That, then is the "take" of Reuters but, as we have argued elsewhere, it is – in one sense – far more complex than that, but also much more straightforward. Basically, though, if you want to ensure that waste disposal is carried out properly and safely, you make it as simple and as cheap as possible. On the other hand, if you rule out simple and safe means of disposal, like landfill and ladle on highly restrictive and expensive regulation, you skew the costs of disposal and make economic export to less regulated countries.
All you do then is turn your back on the problem, prate about how "green" you are, and ignore the problems which unfold.
In essence, the Probo Koala disaster was one waiting to happen, one which was regulatory-driven, arising from well-intentioned idiots who have little idea of human psychology and the effects of commercial pressures and who suffer from the delusion that all you have to do to solve problems is make laws.
This, as many readers will recognise, is the classic EU delusion and it was indeed the EU which was one of the prime movers behind the Basle Convention.

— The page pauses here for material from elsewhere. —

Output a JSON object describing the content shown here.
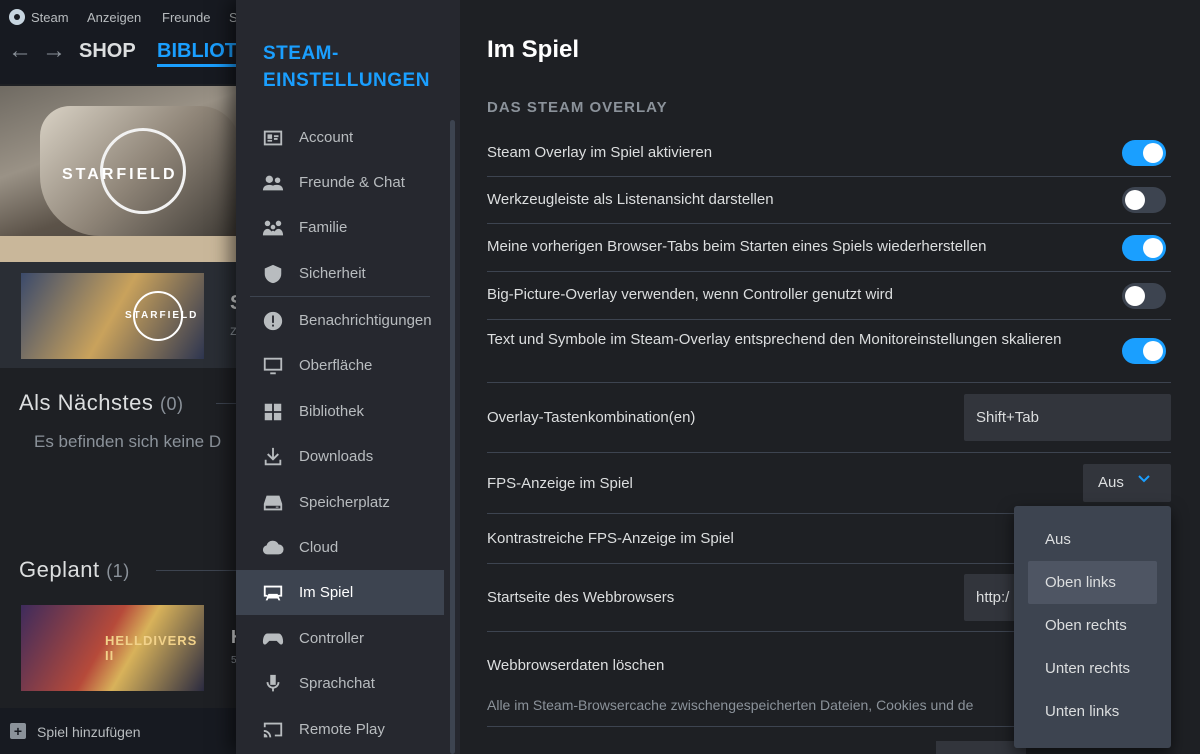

No doubt, the officials who piloted it though, and the Greenpeace activists who so enthusiastically supported it, sleep easily in their beds, entirely heedless of the likelihood that, because of their actions, many Africans – and doubtless others – now lie in their graves.
Others, of course, may think differently, but that is a matter of perspective.